Whatever the paw, one thing is for sure: The cats bring in good fortune. The reason for their prevalence seems to be linked to their real-life analogs. In 1602, an imperial decree set free all cats in Japan, intending to capitalize on the felines’ natural ability for pest control, especially in the sericulture community. After the decline of the silk trade, cats by extension remained as talismans for a business’s prosperity.

It’s more than simple pest control though—it’s taking care of the cat that reaps the rewards. “The importance of maneki-neko lies in its mythologized power to bring good fortune to the caretaker,” says Yoshiko Okuyama, professor of Japanese at the University of Hawaii at Hilo.

“A Japanese proverb, neko wo koroseba nanadai tataru (If you kill a cat, it will haunt your family for seven generations) is based on a folk belief that cats are revengeful and have longevity beyond human lives,” Okuyama continues. There is a deep-rooted belief in the power of cats: Look after them, and they’ll look after you.

 Feline Figures Across Cultures: Guardians of Tradition and Symbolism

The feline form has prowled through the tapestry of human culture, leaving its indelible mark across diverse civilizations. Exploring the significance of cats in various cultures unveils a fascinating narrative that goes beyond mere companionship, delving into realms of mythology, spirituality, and superstition.

  • Ancient Egypt: Bastet and the Divine Feline

In the realm of Ancient Egypt, cats ascended to divine status through their association with Bastet, the goddess of home, fertility, and protection. Depicted with the head of a lioness or domestic cat, Bastet symbolized the nurturing and protective qualities attributed to felines. Egyptians revered cats as guardians, and harming one was considered a grave offense. Cats became cherished companions, embodying the divine connection between the earthly and the spiritual.

  • Islamic Culture: Prophet Muhammad’s Compassion

Islamic culture harbors a profound appreciation for cats, stemming from the teachings of Prophet Muhammad. A famous hadith recounts the Prophet’s kindness towards a cat, emphasizing the importance of treating animals with compassion. Cats are often viewed as pure creatures, and their presence is welcomed in many Islamic households. This cultural admiration for cats reflects a broader ethos of compassion and stewardship towards all living beings.

  • Norse Mythology: Freyja’s Divine Companions

In the rich tapestry of Norse mythology, the goddess Freyja stands as a symbol of love, beauty, and fertility. Freyja, associated with felines, was believed to have a chariot pulled by two large cats. These mystical creatures, sometimes portrayed as lions or lynxes, embodied grace and strength. Norse societies revered cats for their connection to Freyja, considering them as sacred companions and protectors.

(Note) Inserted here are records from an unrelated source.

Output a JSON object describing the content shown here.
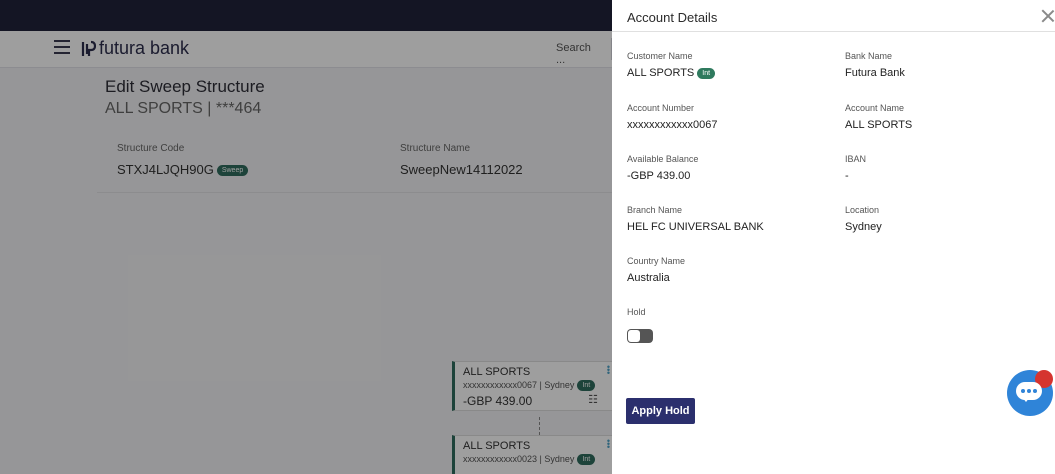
{
  "header": {
    "brand": "futura bank",
    "search_placeholder": "Search ..."
  },
  "page": {
    "title": "Edit Sweep Structure",
    "subtitle": "ALL SPORTS | ***464",
    "structure_code_label": "Structure Code",
    "structure_code": "STXJ4LJQH90G",
    "structure_code_badge": "Sweep",
    "structure_name_label": "Structure Name",
    "structure_name": "SweepNew14112022"
  },
  "nodes": [
    {
      "name": "ALL SPORTS",
      "meta": "xxxxxxxxxxxx0067 | Sydney",
      "badge": "Int",
      "balance": "-GBP 439.00"
    },
    {
      "name": "ALL SPORTS",
      "meta": "xxxxxxxxxxxx0023 | Sydney",
      "badge": "Int"
    }
  ],
  "drawer": {
    "title": "Account Details",
    "customer_name_label": "Customer Name",
    "customer_name": "ALL SPORTS",
    "customer_badge": "Int",
    "bank_name_label": "Bank Name",
    "bank_name": "Futura Bank",
    "account_number_label": "Account Number",
    "account_number": "xxxxxxxxxxxx0067",
    "account_name_label": "Account Name",
    "account_name": "ALL SPORTS",
    "available_balance_label": "Available Balance",
    "available_balance": "-GBP 439.00",
    "iban_label": "IBAN",
    "iban": "-",
    "branch_name_label": "Branch Name",
    "branch_name": "HEL FC UNIVERSAL BANK",
    "location_label": "Location",
    "location": "Sydney",
    "country_name_label": "Country Name",
    "country_name": "Australia",
    "hold_label": "Hold",
    "hold_on": false,
    "apply_hold_label": "Apply Hold"
  },
  "colors": {
    "topbar": "#21223b",
    "primary_button": "#2b2f6d",
    "badge_green": "#2f7a5e",
    "chat_blue": "#2f84d8"
  }
}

  • Chinese Culture: The Beckoning Power of the Waving Cat

While the Maneki-Neko is a revered symbol in Japan, Chinese culture embraces its own feline charm—Zhaocai Mao, the “Chinese waving cat.” Commonly known as the beckoning cat or lucky cat, this figurine is adorned with an upright paw motion, symbolizing the beckoning of wealth and prosperity. Found in homes and businesses, the waving cat is a popular symbol, believed to attract positive energy and financial success.

  • Western Superstitions: Black Cats and the Dance of Luck

In Western cultures, black cats have danced on the fringes of superstition, embodying both good and bad omens. While some see them as symbols of bad luck, others, particularly in Scottish folklore, consider their arrival a harbinger of prosperity. The superstitions surrounding black cats highlight the cultural duality of feline symbolism in the Western world, where these creatures are both feared and revered.

The global tapestry of feline symbolism weaves a rich narrative, each culture contributing a unique chapter to the story of these enigmatic creatures. From divine guardians in Ancient Egypt to symbols of luck and prosperity in China, cats transcend mere pets, becoming living embodiments of cultural beliefs, values, and traditions.